The Daily Gamecock

Roediger: 'People today are directly affected by the slaves seeking freedom'

Visiting professor discusses impact of emancipation

Distinguished visiting professor David Roediger stressed that “oppressed people can make things change” in a lecture given to more than 100 students and faculty members Monday evening in Gambrell Hall.

Roediger explored the diffusion of emancipationist ideals, particularly in the period of American history shortly following the Civil War, in his lecture, entitled “American Spring: The Spread of Emancipationist Impulse to White America after the Civil War,” presented by the USC History Center.
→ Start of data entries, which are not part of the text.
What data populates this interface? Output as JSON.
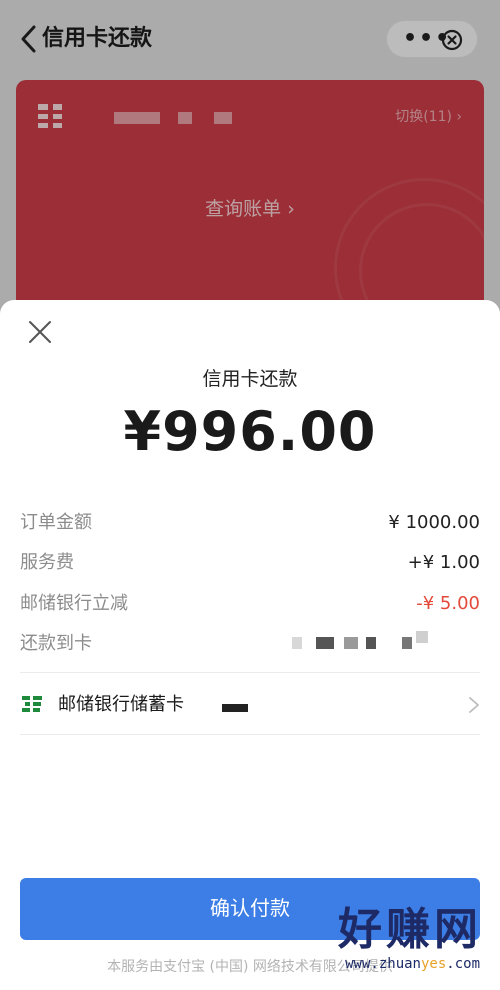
{
  "header": {
    "title": "信用卡还款",
    "more_label": "•••"
  },
  "card": {
    "switch_label": "切换(11) ›",
    "query_label": "查询账单 ›"
  },
  "sheet": {
    "title": "信用卡还款",
    "amount": "¥996.00",
    "rows": [
      {
        "label": "订单金额",
        "value": "¥ 1000.00",
        "tone": "normal"
      },
      {
        "label": "服务费",
        "value": "+¥ 1.00",
        "tone": "normal"
      },
      {
        "label": "邮储银行立减",
        "value": "-¥ 5.00",
        "tone": "discount"
      },
      {
        "label": "还款到卡",
        "value": ""
      }
    ],
    "payment_method": {
      "label": "邮储银行储蓄卡"
    },
    "confirm_label": "确认付款",
    "footer_note": "本服务由支付宝 (中国) 网络技术有限公司提供"
  },
  "watermark": {
    "text": "好赚网",
    "url_prefix": "www.zhuan",
    "url_highlight": "yes",
    "url_suffix": ".com"
  },
  "colors": {
    "accent": "#3d7ee6",
    "discount": "#e34a3a",
    "card": "#c73b46",
    "bank_green": "#1f8a3c"
  }
}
A scholar on race, labor and immigration movements in American history and a professor of history and African-American studies at the University of Illinois, Roediger explained that freedom is not something that is easily contained to one group of people. He credited the abolition of slavery and the emancipation movement with spurring women’s suffrage and labor rights movements.
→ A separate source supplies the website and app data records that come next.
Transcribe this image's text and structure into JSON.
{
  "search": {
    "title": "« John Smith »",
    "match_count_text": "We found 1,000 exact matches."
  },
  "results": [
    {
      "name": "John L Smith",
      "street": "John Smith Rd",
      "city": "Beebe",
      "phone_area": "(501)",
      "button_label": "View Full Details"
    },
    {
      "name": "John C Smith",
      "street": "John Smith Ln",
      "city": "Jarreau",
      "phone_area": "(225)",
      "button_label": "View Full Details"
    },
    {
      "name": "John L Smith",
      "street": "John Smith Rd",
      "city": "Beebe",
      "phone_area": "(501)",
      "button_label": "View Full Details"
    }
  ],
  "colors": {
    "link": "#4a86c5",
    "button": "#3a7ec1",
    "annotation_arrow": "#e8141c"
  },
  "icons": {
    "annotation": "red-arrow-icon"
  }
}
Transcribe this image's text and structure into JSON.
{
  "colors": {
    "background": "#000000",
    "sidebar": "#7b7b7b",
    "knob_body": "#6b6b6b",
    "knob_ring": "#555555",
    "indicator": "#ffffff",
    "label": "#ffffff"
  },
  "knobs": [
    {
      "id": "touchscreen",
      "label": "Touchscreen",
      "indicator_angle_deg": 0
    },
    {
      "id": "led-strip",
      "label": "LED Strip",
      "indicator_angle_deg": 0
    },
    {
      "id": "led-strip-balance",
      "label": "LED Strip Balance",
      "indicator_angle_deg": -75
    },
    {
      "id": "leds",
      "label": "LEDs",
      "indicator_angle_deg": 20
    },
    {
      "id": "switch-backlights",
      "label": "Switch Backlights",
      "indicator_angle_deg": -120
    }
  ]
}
Roediger discussed the consequences of the Civil War through the eyes of freed slaves, who called their emancipation a “jubilee.”

“Immediate, uncompensated emancipation of slaves (was once) the impossible thing in American politics,” Roediger said. “Not only had the impossible happened, but once it happened, it happened as a result of slave agency.”

Freedom, he said, was not an original goal of the Civil War but was accomplished when slaves realized they had an “opportunity to turn it into an emancipationist’s war.” The slaves “had a tremendous hand in their own emancipation,” Roediger said.

“The world (became) up for grabs,” he said. “Freed people (began) to seize everything that was denied them.”

After the successful emancipation movement, Roediger explained that other groups of oppressed people began to question, “What would freedom mean for us?” It was in these post-Civil War years of reconstruction that arguments for women’s suffrage and workers’ rights would eventually gain traction.

“People had a sense of opportunity to make headway on all sorts of fronts,” Roediger said.

Roediger’s lecture was inspired by his ideas for an upcoming book. The origins, he said, were a combination of the many Civil War anniversaries that are recognized and, more significantly, the recent domino-like chain of freedom revolutions in the Arab world in the midst of the so-called Arab Spring.

Similar to the succession of the emancipation, women’s suffrage and workers’ rights movements in this country’s history, Roediger said the Arab Spring is “an example of the way that thoughts of freedom are like a contagion.”

“People today are actually directly affected by the slaves seeking freedom,” Roediger said.

Roediger has authored or co-authored over a dozen books and taught at several universities. He is spending the semester conducting research and teaching a graduate course at USC.